Look through the listing below and report the lines that have the word "arrow" in them.

=== Section Start ===

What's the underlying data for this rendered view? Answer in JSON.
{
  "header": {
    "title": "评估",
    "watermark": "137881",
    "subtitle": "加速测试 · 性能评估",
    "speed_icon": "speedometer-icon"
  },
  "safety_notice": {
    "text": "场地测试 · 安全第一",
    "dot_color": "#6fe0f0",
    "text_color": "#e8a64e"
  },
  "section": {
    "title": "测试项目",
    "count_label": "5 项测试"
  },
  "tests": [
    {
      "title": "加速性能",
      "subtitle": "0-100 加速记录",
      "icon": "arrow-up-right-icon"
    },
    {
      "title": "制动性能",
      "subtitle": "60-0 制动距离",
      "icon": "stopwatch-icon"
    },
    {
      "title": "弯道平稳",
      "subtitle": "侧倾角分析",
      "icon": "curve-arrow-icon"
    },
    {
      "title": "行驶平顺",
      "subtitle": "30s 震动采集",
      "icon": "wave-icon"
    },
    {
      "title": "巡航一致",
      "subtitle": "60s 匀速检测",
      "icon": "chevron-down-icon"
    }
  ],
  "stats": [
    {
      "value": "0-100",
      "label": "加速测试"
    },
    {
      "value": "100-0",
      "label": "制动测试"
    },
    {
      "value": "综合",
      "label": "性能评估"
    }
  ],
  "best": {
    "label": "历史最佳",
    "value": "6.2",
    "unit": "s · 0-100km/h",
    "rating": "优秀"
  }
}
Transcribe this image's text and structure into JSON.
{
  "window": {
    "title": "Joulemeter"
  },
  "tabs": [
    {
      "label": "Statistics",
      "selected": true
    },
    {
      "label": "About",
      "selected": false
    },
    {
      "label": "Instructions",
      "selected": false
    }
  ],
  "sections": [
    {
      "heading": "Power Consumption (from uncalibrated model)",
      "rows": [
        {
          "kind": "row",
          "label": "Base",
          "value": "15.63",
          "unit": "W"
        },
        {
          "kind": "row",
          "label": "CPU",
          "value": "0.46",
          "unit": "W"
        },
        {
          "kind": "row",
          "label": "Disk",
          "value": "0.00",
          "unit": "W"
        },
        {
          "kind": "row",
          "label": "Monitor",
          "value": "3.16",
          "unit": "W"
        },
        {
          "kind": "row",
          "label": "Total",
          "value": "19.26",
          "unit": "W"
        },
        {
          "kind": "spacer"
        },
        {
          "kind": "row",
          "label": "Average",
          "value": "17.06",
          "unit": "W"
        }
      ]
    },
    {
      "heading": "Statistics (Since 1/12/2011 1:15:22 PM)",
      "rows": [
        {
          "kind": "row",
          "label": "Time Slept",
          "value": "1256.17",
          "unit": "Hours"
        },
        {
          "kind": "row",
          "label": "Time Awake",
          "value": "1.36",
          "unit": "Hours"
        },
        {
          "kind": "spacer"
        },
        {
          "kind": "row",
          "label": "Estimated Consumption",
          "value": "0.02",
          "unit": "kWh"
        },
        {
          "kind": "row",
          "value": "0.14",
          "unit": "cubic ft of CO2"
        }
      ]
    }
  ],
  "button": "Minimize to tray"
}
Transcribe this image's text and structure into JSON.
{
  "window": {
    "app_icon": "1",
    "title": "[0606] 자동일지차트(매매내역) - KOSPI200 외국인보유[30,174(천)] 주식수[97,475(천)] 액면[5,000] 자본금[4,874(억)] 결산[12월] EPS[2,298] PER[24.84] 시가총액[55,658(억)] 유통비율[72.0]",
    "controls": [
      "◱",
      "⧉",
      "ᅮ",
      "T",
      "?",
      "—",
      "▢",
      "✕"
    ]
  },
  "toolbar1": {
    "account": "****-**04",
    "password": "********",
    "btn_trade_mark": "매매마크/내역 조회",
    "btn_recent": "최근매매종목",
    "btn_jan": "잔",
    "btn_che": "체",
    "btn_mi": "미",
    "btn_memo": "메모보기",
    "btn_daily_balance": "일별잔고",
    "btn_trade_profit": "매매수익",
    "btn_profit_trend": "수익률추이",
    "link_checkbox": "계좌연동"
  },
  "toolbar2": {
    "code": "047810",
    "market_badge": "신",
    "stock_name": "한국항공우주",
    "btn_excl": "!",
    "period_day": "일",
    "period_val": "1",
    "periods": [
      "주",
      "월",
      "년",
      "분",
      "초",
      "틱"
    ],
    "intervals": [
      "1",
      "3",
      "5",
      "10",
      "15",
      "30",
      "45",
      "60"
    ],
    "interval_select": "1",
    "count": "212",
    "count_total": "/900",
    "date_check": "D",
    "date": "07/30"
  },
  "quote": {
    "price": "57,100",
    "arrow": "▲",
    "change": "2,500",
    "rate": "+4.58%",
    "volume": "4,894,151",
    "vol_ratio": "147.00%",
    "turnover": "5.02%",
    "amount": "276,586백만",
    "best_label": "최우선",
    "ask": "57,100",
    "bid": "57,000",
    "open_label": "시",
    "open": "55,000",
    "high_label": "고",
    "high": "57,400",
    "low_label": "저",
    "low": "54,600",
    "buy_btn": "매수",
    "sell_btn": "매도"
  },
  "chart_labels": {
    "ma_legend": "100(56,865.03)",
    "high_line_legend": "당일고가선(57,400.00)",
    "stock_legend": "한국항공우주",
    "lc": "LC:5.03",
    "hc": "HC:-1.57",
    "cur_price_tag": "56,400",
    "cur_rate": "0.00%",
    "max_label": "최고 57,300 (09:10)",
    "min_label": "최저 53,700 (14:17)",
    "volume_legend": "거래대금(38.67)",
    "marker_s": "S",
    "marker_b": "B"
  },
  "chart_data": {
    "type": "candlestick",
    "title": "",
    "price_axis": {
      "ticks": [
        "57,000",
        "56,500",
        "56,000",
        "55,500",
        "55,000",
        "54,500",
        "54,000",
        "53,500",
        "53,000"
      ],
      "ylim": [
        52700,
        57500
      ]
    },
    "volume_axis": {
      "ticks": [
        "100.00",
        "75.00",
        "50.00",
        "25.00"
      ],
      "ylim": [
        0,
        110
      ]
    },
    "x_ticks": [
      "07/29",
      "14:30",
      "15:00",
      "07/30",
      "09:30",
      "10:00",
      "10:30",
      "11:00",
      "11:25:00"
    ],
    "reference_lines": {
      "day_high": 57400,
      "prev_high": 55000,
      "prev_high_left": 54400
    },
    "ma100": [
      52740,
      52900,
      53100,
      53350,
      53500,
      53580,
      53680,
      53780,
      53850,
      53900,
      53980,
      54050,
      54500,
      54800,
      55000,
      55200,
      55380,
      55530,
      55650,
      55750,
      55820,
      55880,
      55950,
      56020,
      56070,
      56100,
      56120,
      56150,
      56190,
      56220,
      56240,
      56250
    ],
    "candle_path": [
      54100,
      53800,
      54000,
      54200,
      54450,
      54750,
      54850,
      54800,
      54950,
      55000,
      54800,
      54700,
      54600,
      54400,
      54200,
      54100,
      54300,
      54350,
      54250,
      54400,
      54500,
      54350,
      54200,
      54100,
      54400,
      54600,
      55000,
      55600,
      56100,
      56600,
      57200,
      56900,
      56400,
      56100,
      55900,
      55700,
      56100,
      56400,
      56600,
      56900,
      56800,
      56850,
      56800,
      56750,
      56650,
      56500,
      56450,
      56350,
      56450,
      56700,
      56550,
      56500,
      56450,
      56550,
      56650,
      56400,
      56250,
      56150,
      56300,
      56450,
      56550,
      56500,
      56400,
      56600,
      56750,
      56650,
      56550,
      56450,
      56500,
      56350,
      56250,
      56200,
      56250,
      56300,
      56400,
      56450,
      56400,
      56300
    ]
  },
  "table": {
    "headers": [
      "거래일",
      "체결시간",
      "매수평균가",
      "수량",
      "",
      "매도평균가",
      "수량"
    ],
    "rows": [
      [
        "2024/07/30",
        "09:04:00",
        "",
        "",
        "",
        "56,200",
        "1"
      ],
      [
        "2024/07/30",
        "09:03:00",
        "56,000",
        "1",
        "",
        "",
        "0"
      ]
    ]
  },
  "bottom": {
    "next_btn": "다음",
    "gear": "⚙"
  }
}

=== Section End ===

-- Answer area --
      "icon": "arrow-up-right-icon"
      "icon": "curve-arrow-icon"
    "arrow": "▲",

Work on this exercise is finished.